Even World Series champions make significant changes ahead of the following season. After nearly 550 victories across seven seasons in the Houston Astros organization, veteran minor league skipper Tony DeFrancesco parted ways with the club that had given him his first shot in the major leagues. Fortunately for DeFrancesco, the Mets were looking to fill their managerial vacancy at Triple-A Las Vegas at the same time. On January 9, the 54-year-old was named the 24th manager in 51s history.
Over the past 23 years, DeFrancesco has earned a reputation as one of the premier player development specialists in baseball. After a nine-year minor league career as a catcher and nearly two decades in the Oakland Athletics’ system, he joined the Astros while they were at the lowest of their lows. While the major league team was in the midst of their first of three straight 100-loss seasons, DeFrancesco oversaw a Triple-A club that sent future crucial World Series contributors Alex Bregman, Carlos Correa, Marwin Gonzalez, Dallas Keuchel, and George Springer to the next level. On August 19, 2012, DeFrancesco was named to replace Brad Mills as Houston’s interim manager, leading the team over the season’s final 41 games.
In an exclusive interview with MMN, DeFrancesco addressed his new gig, reflected on his time with the Astros, and offered his thoughts on the state of analytics in today’s game.
First off, congratulations on the new job. How did the opportunity arise, and how did that process play out?
Tony DeFrancesco: Well I spent the last seven years with the Astros, and Jeff [Lunhow] told me I wasn’t coming back, so a couple days later Sandy [Alderson] called me and asked if I was interested in coming out to New York to talk some of the people over here, and everything worked out so I’m really excited to be a Met.
Did the relationship with Sandy going back to your days in Oakland make the process easier here?
DeFrancesco: I would think so, yeah. I was just starting out as a young coach and I went over [to the Athletics organization], played one year with them in the minor leagues, and they were looking for a hitting coach midseason. I started in 1992, I know Sandy was there for a few years, and I got to know him pretty well over there.
Does being a local guy make this a bit sweeter?
DeFrancesco: Oh, absolutely. You’re a New Yorker growing up, I was born in the Bronx then moved to a small suburb in Suffern, NY, but it’s definitely good to be back home and see my family.
Looking back at your career to this point, what are some of your fondest memories?
DeFrancesco: Well first of all I was a Yankees fan growing up and I was drafted by the Red Sox out of Seton Hall, so that was fun.

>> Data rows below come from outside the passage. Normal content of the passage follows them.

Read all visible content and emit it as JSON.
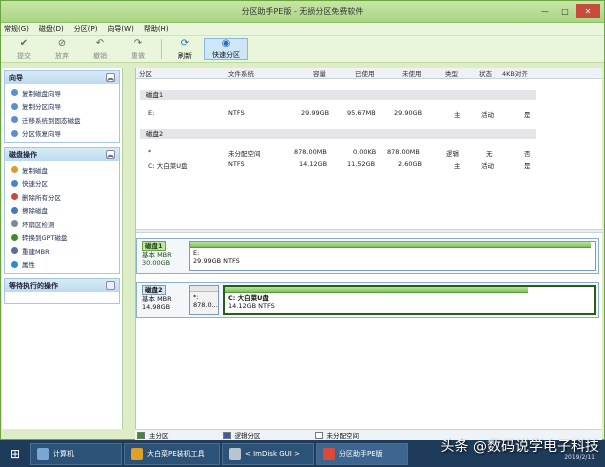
{
  "window": {
    "title": "分区助手PE版 - 无损分区免费软件",
    "min": "—",
    "max": "□",
    "close": "✕"
  },
  "menu": [
    "常规(G)",
    "磁盘(D)",
    "分区(P)",
    "向导(W)",
    "帮助(H)"
  ],
  "toolbar": [
    {
      "label": "提交",
      "icon": "check-icon"
    },
    {
      "label": "放弃",
      "icon": "discard-icon"
    },
    {
      "label": "撤销",
      "icon": "undo-icon"
    },
    {
      "label": "重做",
      "icon": "redo-icon"
    },
    {
      "label": "刷新",
      "icon": "refresh-icon"
    },
    {
      "label": "快速分区",
      "icon": "quick-partition-icon"
    }
  ],
  "wizard_panel": {
    "title": "向导",
    "items": [
      "复制磁盘向导",
      "复制分区向导",
      "迁移系统到固态磁盘",
      "分区恢复向导"
    ]
  },
  "disk_ops_panel": {
    "title": "磁盘操作",
    "items": [
      "复制磁盘",
      "快速分区",
      "删除所有分区",
      "擦除磁盘",
      "坏扇区检测",
      "转换到GPT磁盘",
      "重建MBR",
      "属性"
    ]
  },
  "pending_panel": {
    "title": "等待执行的操作"
  },
  "table": {
    "columns": [
      "分区",
      "文件系统",
      "容量",
      "已使用",
      "未使用",
      "类型",
      "状态",
      "4KB对齐"
    ],
    "disk1": {
      "header": "磁盘1",
      "rows": [
        {
          "partition": "E:",
          "fs": "NTFS",
          "capacity": "29.99GB",
          "used": "95.67MB",
          "unused": "29.90GB",
          "type": "主",
          "status": "活动",
          "align": "是"
        }
      ]
    },
    "disk2": {
      "header": "磁盘2",
      "rows": [
        {
          "partition": "*",
          "fs": "未分配空间",
          "capacity": "878.00MB",
          "used": "0.00KB",
          "unused": "878.00MB",
          "type": "逻辑",
          "status": "无",
          "align": "否"
        },
        {
          "partition": "C: 大白菜U盘",
          "fs": "NTFS",
          "capacity": "14.12GB",
          "used": "11.52GB",
          "unused": "2.60GB",
          "type": "主",
          "status": "活动",
          "align": "是"
        }
      ]
    }
  },
  "diskmap": {
    "disk1": {
      "name": "磁盘1",
      "type": "基本 MBR",
      "size": "30.00GB",
      "part_label": "E:",
      "part_info": "29.99GB NTFS",
      "used_fraction": 0.99
    },
    "disk2": {
      "name": "磁盘2",
      "type": "基本 MBR",
      "size": "14.98GB",
      "unalloc": "*:",
      "unalloc_size": "878.0...",
      "part_label": "C: 大白菜U盘",
      "part_info": "14.12GB NTFS",
      "used_fraction": 0.82
    }
  },
  "legend": [
    {
      "label": "主分区",
      "color": "#3c8c2a"
    },
    {
      "label": "逻辑分区",
      "color": "#3a5bb0"
    },
    {
      "label": "未分配空间",
      "color": "#ffffff"
    }
  ],
  "taskbar": {
    "items": [
      "计算机",
      "大白菜PE装机工具",
      "< ImDisk GUI >",
      "分区助手PE版"
    ],
    "watermark": "头条 @数码说学电子科技",
    "date": "2019/2/11"
  },
  "colors": {
    "accent": "#7cc35a",
    "title_bg": "#b9df92",
    "selection": "#cfe6f7"
  }
}
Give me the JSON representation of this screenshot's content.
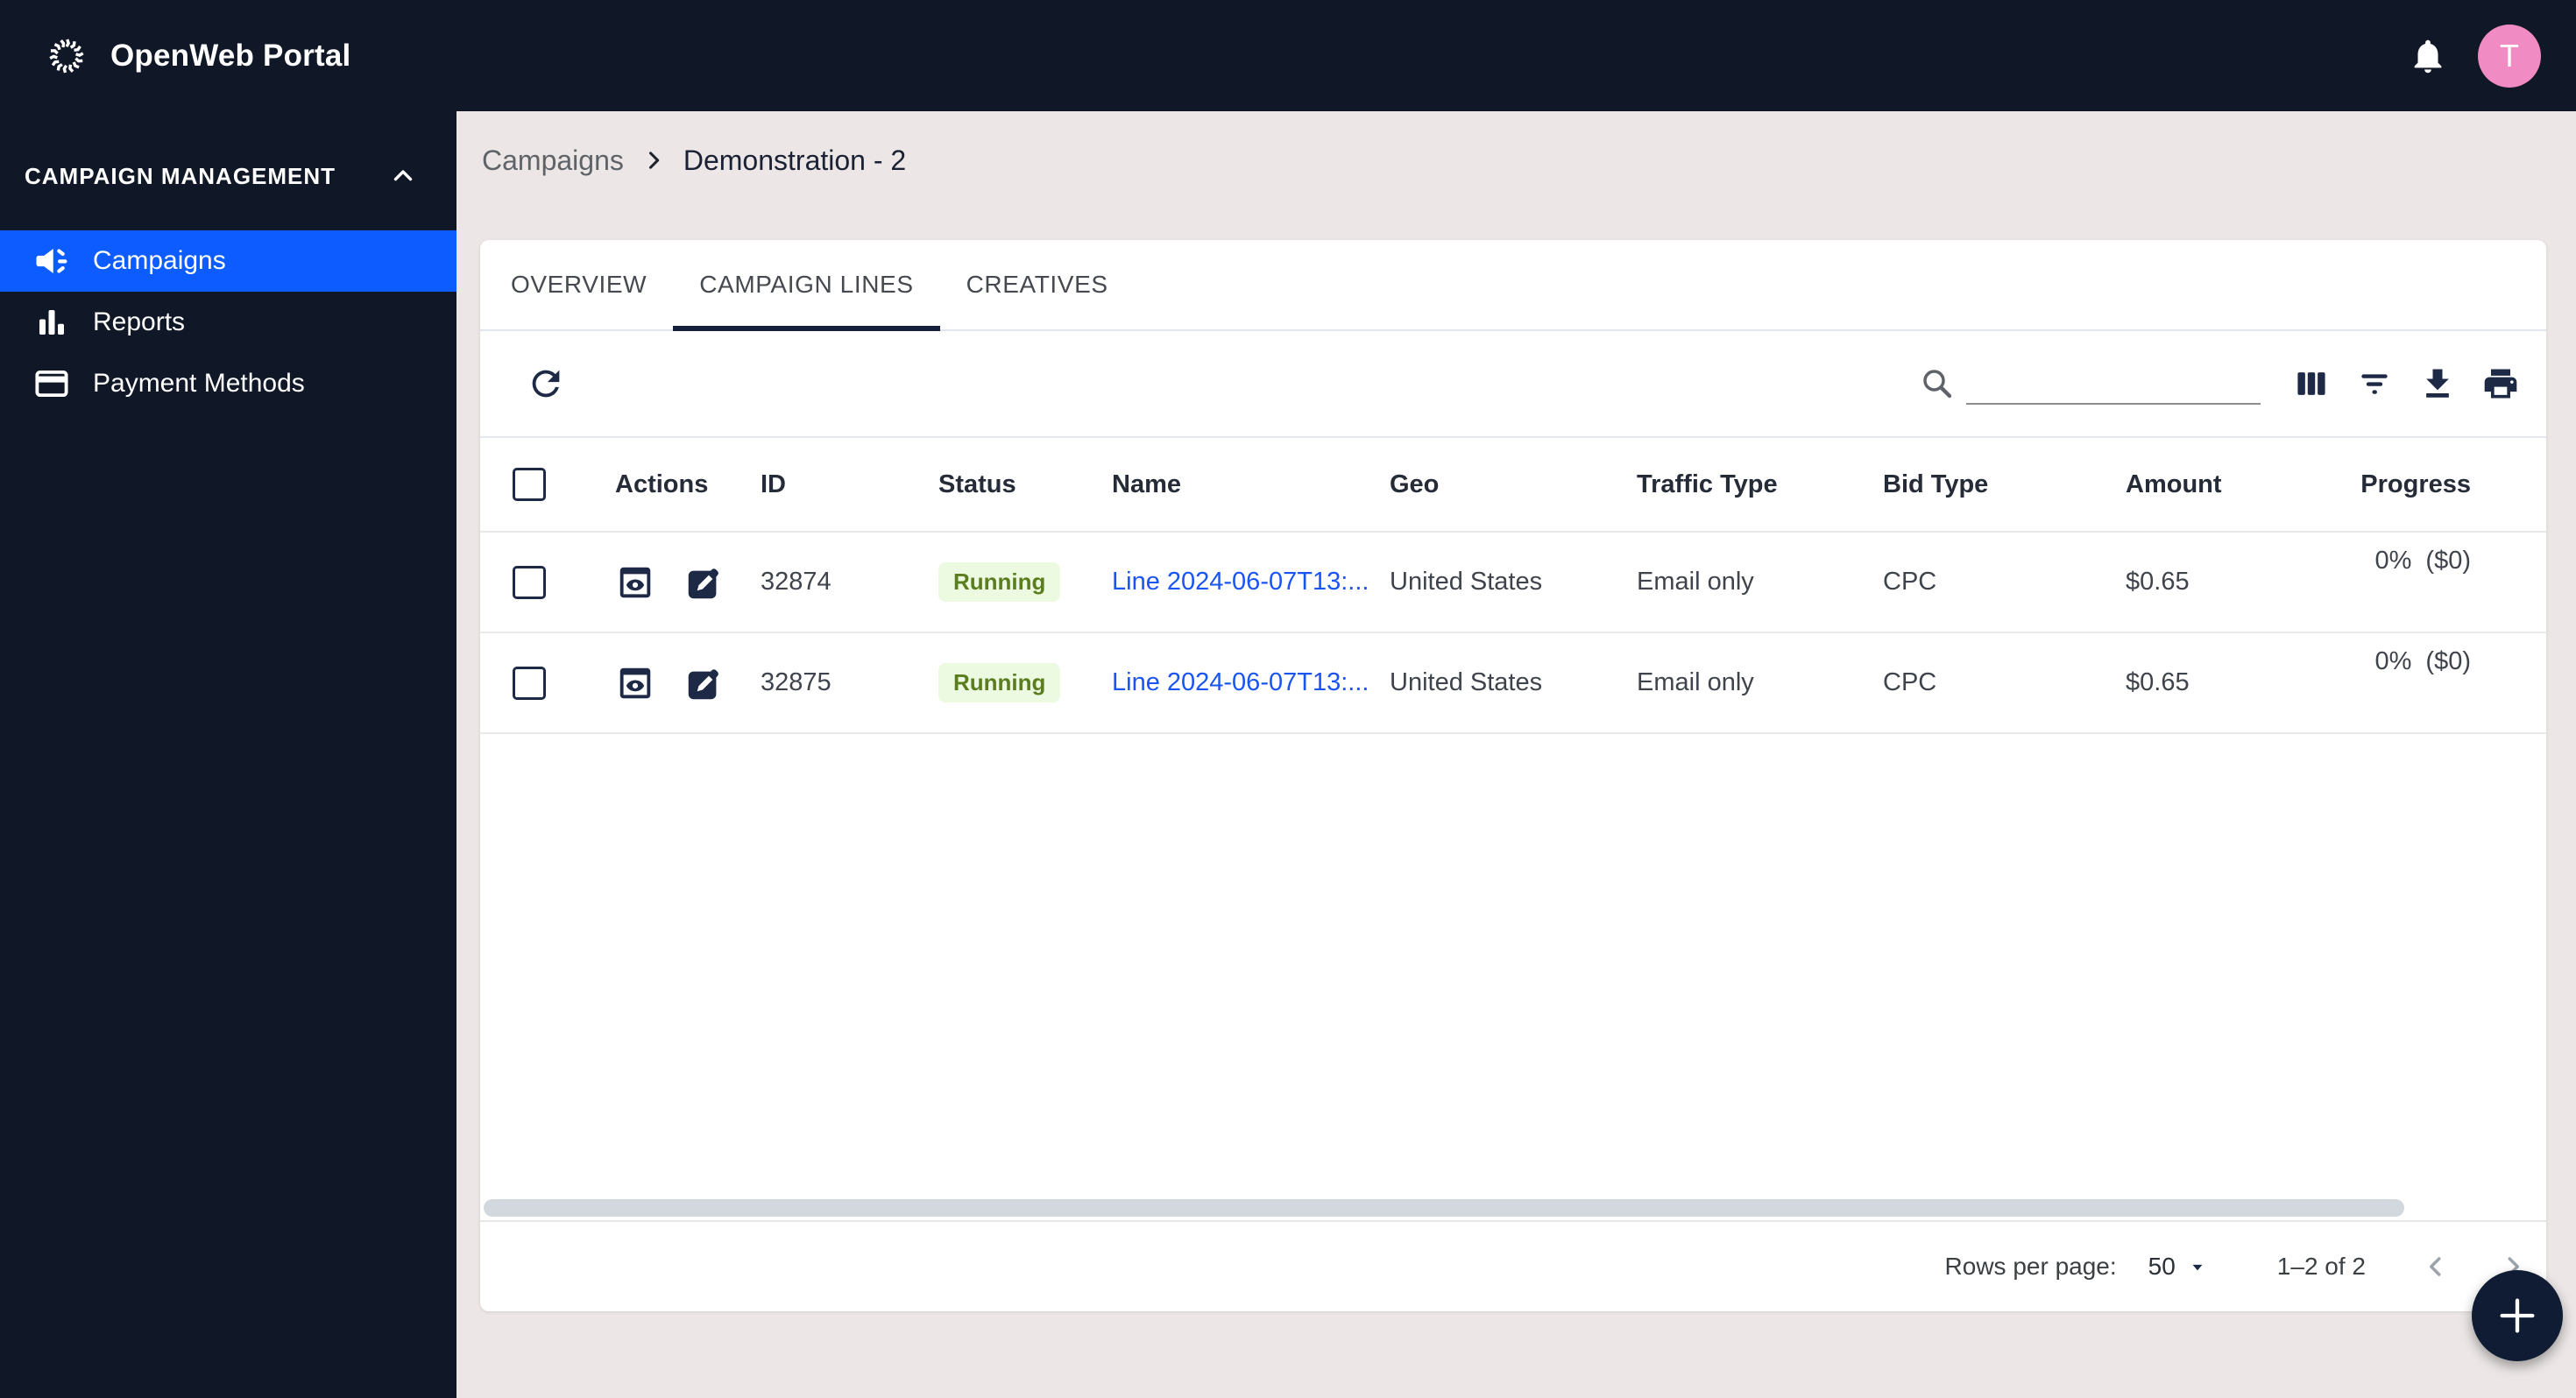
{
  "topbar": {
    "title": "OpenWeb Portal",
    "avatar_initial": "T",
    "icons": [
      "starburst-logo",
      "notifications-bell",
      "user-avatar"
    ]
  },
  "sidebar": {
    "section_label": "CAMPAIGN MANAGEMENT",
    "items": [
      {
        "label": "Campaigns",
        "icon": "megaphone",
        "active": true
      },
      {
        "label": "Reports",
        "icon": "bar-chart",
        "active": false
      },
      {
        "label": "Payment Methods",
        "icon": "credit-card",
        "active": false
      }
    ]
  },
  "breadcrumb": {
    "parent": "Campaigns",
    "current": "Demonstration - 2"
  },
  "tabs": [
    {
      "label": "OVERVIEW",
      "active": false
    },
    {
      "label": "CAMPAIGN LINES",
      "active": true
    },
    {
      "label": "CREATIVES",
      "active": false
    }
  ],
  "toolbar": {
    "icons": [
      "refresh",
      "search",
      "columns",
      "filter",
      "download",
      "print"
    ],
    "search_value": ""
  },
  "table": {
    "columns": [
      "Actions",
      "ID",
      "Status",
      "Name",
      "Geo",
      "Traffic Type",
      "Bid Type",
      "Amount",
      "Progress"
    ],
    "row_action_icons": [
      "preview-eye",
      "edit-pencil"
    ],
    "rows": [
      {
        "id": "32874",
        "status": "Running",
        "name": "Line 2024-06-07T13:...",
        "geo": "United States",
        "traffic_type": "Email only",
        "bid_type": "CPC",
        "amount": "$0.65",
        "progress_pct": "0%",
        "progress_amount": "($0)"
      },
      {
        "id": "32875",
        "status": "Running",
        "name": "Line 2024-06-07T13:...",
        "geo": "United States",
        "traffic_type": "Email only",
        "bid_type": "CPC",
        "amount": "$0.65",
        "progress_pct": "0%",
        "progress_amount": "($0)"
      }
    ]
  },
  "pagination": {
    "rows_per_page_label": "Rows per page:",
    "rows_per_page_value": "50",
    "range_label": "1–2 of 2"
  },
  "fab": {
    "icon": "plus"
  },
  "colors": {
    "topbar_bg": "#101726",
    "sidebar_active_bg": "#0d5cff",
    "link_blue": "#1a54f2",
    "status_green_text": "#5a7d1e",
    "status_green_bg": "#ecfae2",
    "icon_navy": "#1d2945",
    "page_bg": "#ece7e6",
    "avatar_pink": "#f08cc3",
    "fab_bg": "#101c33"
  }
}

Just grinding over the years, trying to get to the big leagues, and then starting my coaching career. I coached third base for Oakland for a bit, then got to be the interim manager with Houston in 2012, and just watching that organization grow was a treat.
What did that 41 game call-up in 2012 mean to you and your family?
DeFrancesco: That was everything. That was the ultimate reward. I got a chance to manage in the big leagues which was something I always wanted to do, and hopefully one day I’ll get another shot at it, but that’s something that brings back a lot of great memories.
What kind of directive has the organization given you in terms of player development goals for the upcoming season?
DeFrancesco: One thing I do at Triple-A is getting the guys ready for the big leagues. I prepare them, and really make sure that when they get up there they can impact the game. I did that with Oakland, I did that with Houston, now it’s my job to make sure they can compete at Citi Field.
Coaching against Las Vegas many times with Oklahoma City and then Fresno, who were the guys on the other side of the field that stood out to you?
DeFrancesco: The guys that I remember were the ones like [Dominic] Smith and [Amed] Rosario. I saw most of the pitchers that came through there, like Noah [Syndergaard] and [Robert] Gsellman, even [Steven] Matz pitched against us. They’ve got a great group of pitching, and hopefully we can get our guys ready for when they’re needed.
What were the biggest takeaways from the Houston organization in terms of how they run their baseball operations and player development departments?
DeFrancesco: They definitely worked together. The analytics guys and baseball guys were on the same page, and everybody knew what the mindset was when you got on the field and how to implement it. Trackman was very important over there, and I just think you’re giving the players another weapon, to see the results either that night or the next day, they can watch the video and see exactly where they need to improve, like swing paths and what percentage of their pitches they’re using at the right time. I think it helps all around, and if the players want to jump on board, we’ll give them as much information as they want, otherwise, they can just go out and play the game.
Does the World Series victory resonate throughout the minor leagues as much as it does at the major league level?
DeFrancesco: Oh yeah, you definitely feel like you’re a big part. When you’re in an organization, you’re rooting for the big league team to succeed. This is my 35th year and my first World Series ring, and even though I’ve won some championships in the minor leagues—those are no doubt rewarding—the ultimate goal is to get the ring for the organization. Last year I actually got to coach third base for about ten days after their guy had surgery, so it was fun to be a part of it for a while. They had a great thing going.